William T. Sherman began his Savannah Campaign, also known as Sherman’s March to the Sea, on November 15, 1864. Throughout the 300-mile march, 60,000 Union soldiers made Georgia howl by living off the land and practicing a scorched earth campaign.
William T. Sherman captured Savannah, Georgia on December 21, 1864.
After capturing Savannah, Georgia, William T. Sherman telegraphed to President Lincoln, “;I beg to present you as a Christmas gift the City of Savannah, with one hundred and fifty guns and plenty of ammunition, also about twenty-five thousand bales of cotton.”;
William T. Sherman began his Carolina Campaign in late January 1865.
William T. Sherman’s forces captured Columbia, the state capital of South Carolina, on February 17, 1864 and fires that night destroyed most of the central city. The source of the conflagration remains controversial to this day. Some, including Sherman, claimed that Southern soldiers started the blaze by burning bales of cotton as they retreated from the city; some claimed that the fires were deliberate acts of vengeance by Yankee soldiers; while still others claimed that the source was accidental. Whatever the truth, the burning of Columbia has contributed to Sherman’s status in the South as the most detested of Union generals.
On April 18, 1865 Confederate General Joseph Johnston surrendered his army and all Confederate forces in the Carolinas, Georgia, and Florida to William T. Sherman.
On April 26, Northern leaders forced William T. Sherman to renegotiate General Joseph Johnston’s surrender, because Sherman was not authorized to arrange political terms.

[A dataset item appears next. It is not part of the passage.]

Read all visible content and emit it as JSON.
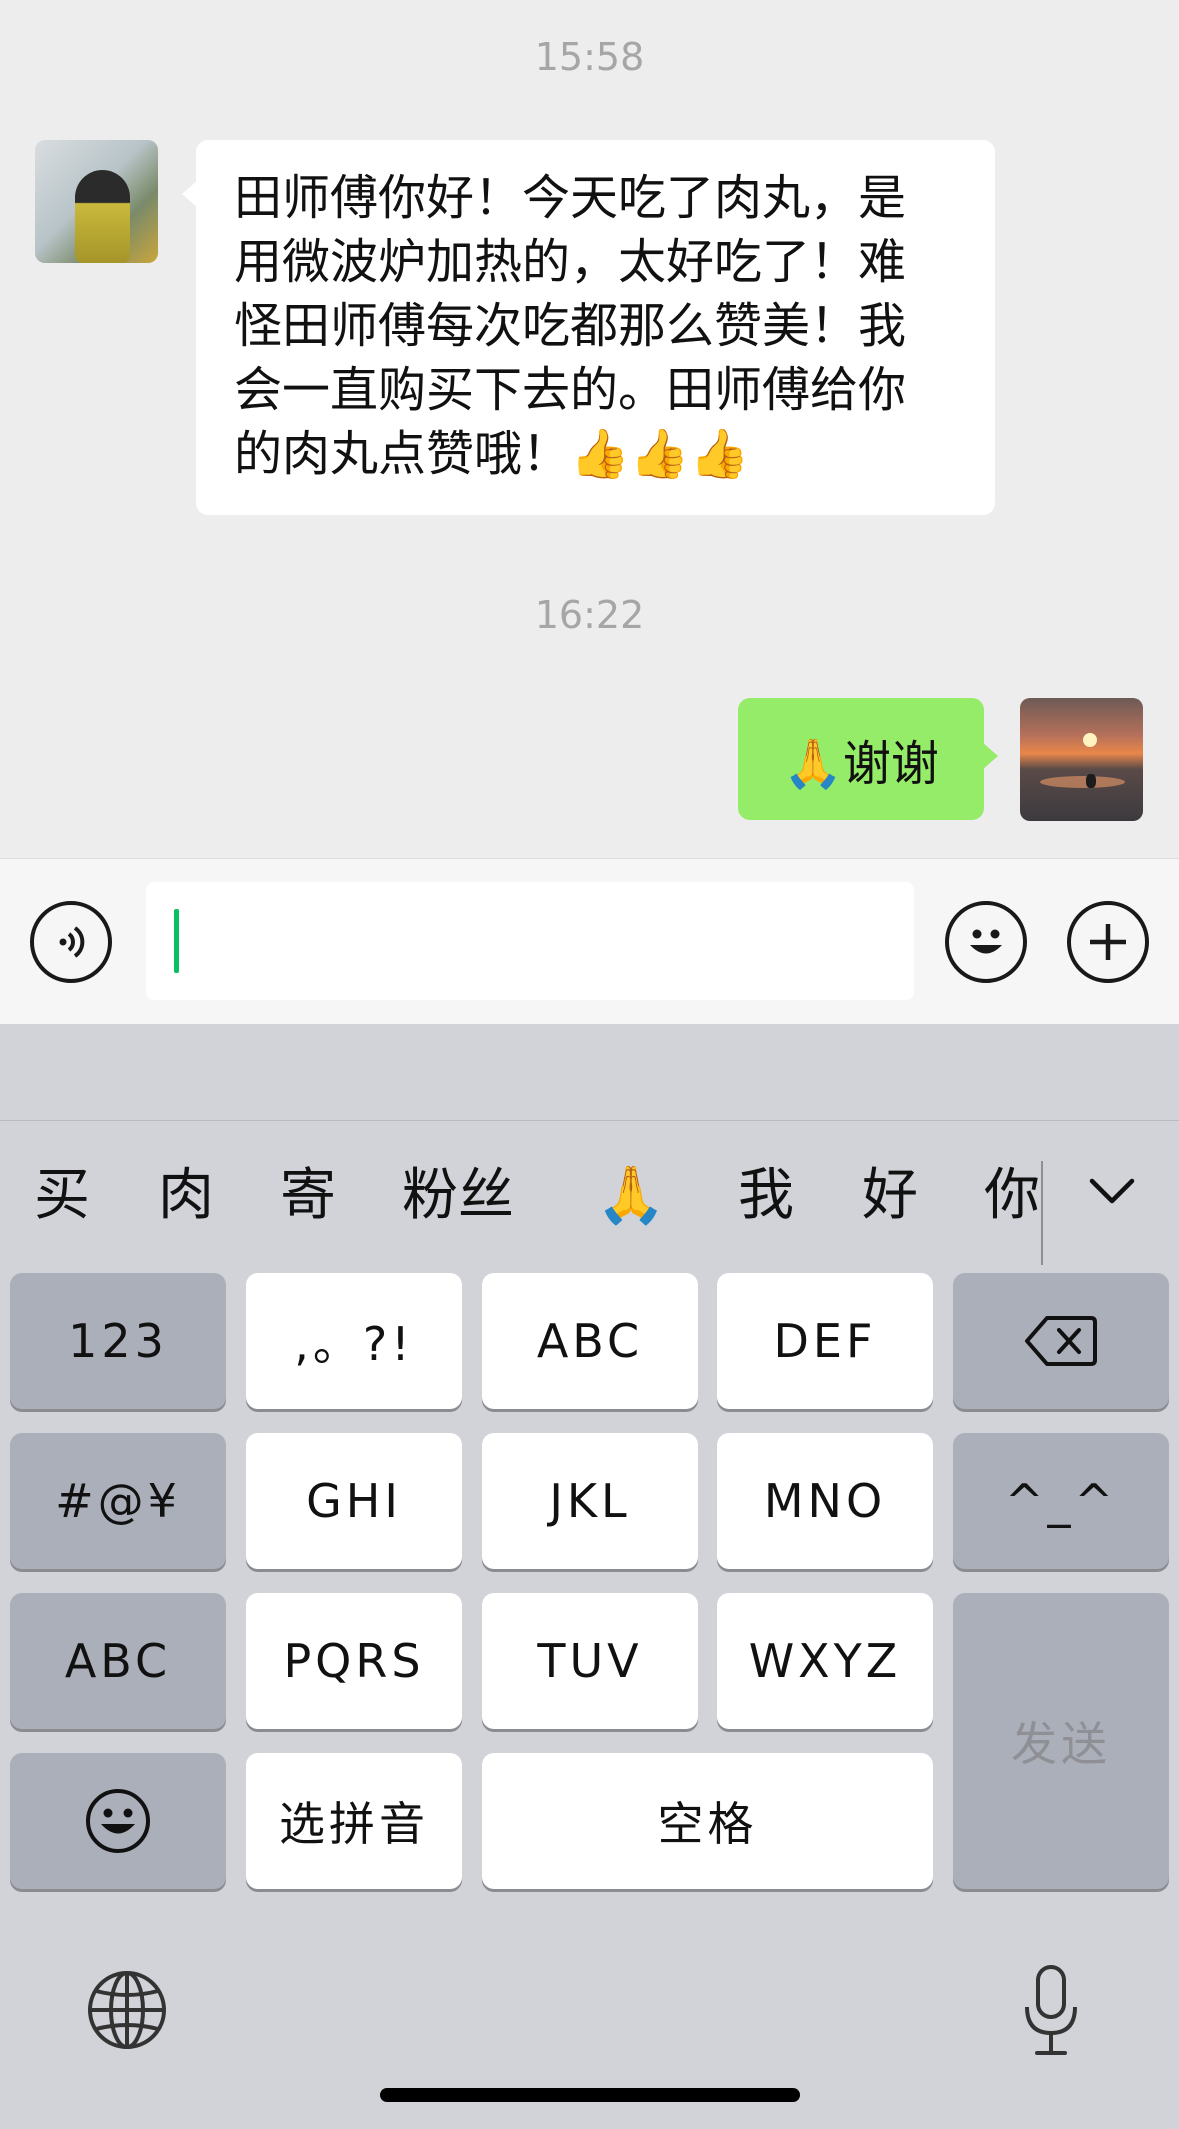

William T. Sherman was given command of the Military Division of the Mississippi, which included all land west of the Mississippi River and east of the Rocky Mountains, in June 1865.
William T. Sherman was promoted to the rank of lieutenant general in the regular army on July 25, 1866.
William T. Sherman was promoted to General of the Army on March 5, 1869.
On April 11, 1880, during a speech at Columbus, Ohio, William T. Sherman stated, “;There is many a boy here today who looks on war as all glory, but, boys, it is all hell.”;
William T. Sherman stepped down as General of the Army on November 1, 1883.
William T. Sherman retired from the army on February 8, 1884.
In 1884, William T. Sherman quashed a movement to nominate him as the Republican candidate for president by tersely stating, “;I will not accept if nominated and will not serve if elected.”;
William T. Sherman died on February 14, 1891, in New York City.
William T. Sherman was buried at Cavalry Cemetery in St. Louis, Missouri.